Force VNC to accept only SSH
In principle avoiding somebody from the Internet to access my VNC server without a SSH tunnel and the right private key should already be protected just by not opening the VNCserver port on the router. However, it does not harm to quickly setup the VNC to just accept sessions originated in the RPI or localhost and ignore the rest. To do so I edit again the file
/etc/init.d/vncboot (see again this link ) and modify the appropriate line by:
su - $USER -c "/usr/bin/vncserver :1 -geometry 1280x800 -depth 16 -pixelformat rgb565 -localhost -nolisten tcp"
the -localhost parameter makes VNC to only listen to the port on the local interface and the -nolisten tcp disables the port 6001. Further info here.
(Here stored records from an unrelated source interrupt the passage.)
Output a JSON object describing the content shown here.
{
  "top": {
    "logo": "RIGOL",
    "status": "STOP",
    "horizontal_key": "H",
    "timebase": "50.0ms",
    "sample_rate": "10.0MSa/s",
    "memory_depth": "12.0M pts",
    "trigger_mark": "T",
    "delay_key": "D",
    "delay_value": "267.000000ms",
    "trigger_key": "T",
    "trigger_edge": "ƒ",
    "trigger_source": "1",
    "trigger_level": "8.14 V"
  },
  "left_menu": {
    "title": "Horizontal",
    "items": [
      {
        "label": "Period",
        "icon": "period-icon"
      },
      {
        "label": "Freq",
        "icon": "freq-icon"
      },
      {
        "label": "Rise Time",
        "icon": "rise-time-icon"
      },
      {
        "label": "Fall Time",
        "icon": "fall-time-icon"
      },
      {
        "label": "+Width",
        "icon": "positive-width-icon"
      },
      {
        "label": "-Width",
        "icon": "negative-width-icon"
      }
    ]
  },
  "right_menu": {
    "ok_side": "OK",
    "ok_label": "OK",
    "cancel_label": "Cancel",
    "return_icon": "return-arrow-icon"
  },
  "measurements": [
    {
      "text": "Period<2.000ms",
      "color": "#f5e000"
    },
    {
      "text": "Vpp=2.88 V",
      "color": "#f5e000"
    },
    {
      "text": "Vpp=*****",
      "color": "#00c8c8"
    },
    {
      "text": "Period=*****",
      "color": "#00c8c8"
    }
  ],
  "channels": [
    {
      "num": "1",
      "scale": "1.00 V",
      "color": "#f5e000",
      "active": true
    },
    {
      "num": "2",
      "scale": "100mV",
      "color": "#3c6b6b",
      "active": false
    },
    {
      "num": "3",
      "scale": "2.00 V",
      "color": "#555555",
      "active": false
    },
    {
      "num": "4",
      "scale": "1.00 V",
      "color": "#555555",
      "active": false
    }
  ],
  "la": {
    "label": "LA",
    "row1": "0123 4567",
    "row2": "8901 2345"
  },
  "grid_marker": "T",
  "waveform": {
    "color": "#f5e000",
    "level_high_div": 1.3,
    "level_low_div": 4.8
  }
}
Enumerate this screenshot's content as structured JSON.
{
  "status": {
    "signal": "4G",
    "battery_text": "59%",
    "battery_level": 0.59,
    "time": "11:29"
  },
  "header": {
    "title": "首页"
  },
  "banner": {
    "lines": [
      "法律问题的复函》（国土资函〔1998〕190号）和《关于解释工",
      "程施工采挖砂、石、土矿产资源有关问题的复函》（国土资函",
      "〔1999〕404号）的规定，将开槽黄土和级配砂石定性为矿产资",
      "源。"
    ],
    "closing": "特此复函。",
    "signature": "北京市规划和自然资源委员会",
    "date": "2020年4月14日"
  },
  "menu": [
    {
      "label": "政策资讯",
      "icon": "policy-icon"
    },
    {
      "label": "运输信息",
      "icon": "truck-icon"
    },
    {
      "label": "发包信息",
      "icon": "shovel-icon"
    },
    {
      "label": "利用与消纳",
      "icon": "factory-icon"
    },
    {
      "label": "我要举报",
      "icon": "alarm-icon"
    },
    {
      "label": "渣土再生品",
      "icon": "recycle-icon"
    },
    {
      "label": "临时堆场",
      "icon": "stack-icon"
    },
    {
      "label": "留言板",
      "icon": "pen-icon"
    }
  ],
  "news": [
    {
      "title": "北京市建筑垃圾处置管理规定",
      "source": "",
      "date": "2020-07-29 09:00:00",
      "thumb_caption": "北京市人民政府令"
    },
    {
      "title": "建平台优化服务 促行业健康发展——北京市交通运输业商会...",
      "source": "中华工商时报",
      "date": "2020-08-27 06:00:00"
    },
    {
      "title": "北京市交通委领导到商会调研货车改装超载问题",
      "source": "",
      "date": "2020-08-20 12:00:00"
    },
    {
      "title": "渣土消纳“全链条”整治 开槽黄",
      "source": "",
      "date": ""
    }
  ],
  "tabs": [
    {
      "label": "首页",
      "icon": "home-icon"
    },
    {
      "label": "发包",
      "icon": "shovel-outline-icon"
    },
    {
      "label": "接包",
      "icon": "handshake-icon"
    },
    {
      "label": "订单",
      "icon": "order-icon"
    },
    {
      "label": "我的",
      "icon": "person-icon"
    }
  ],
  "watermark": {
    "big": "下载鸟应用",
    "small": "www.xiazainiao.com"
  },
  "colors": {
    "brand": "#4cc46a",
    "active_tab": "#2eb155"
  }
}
To sum up, we have now a VNC server that only listens to connections on the local host, these connections can come from the RPI or from the outside. If coming from the outside, they have to arrive via the SSH tunnel. To connect to the SSH tunnel, the client has to have the appropriate private key that the RPI will confirm against the public key. Besides that, once the connection with the VNC server is established, the server will ask yet for the VNC password. All in all, I'd say quite a secure communication to avoid exposing our network on the internet. This can still be improved by modifying the default ports of the SSH and VNC if you wish to.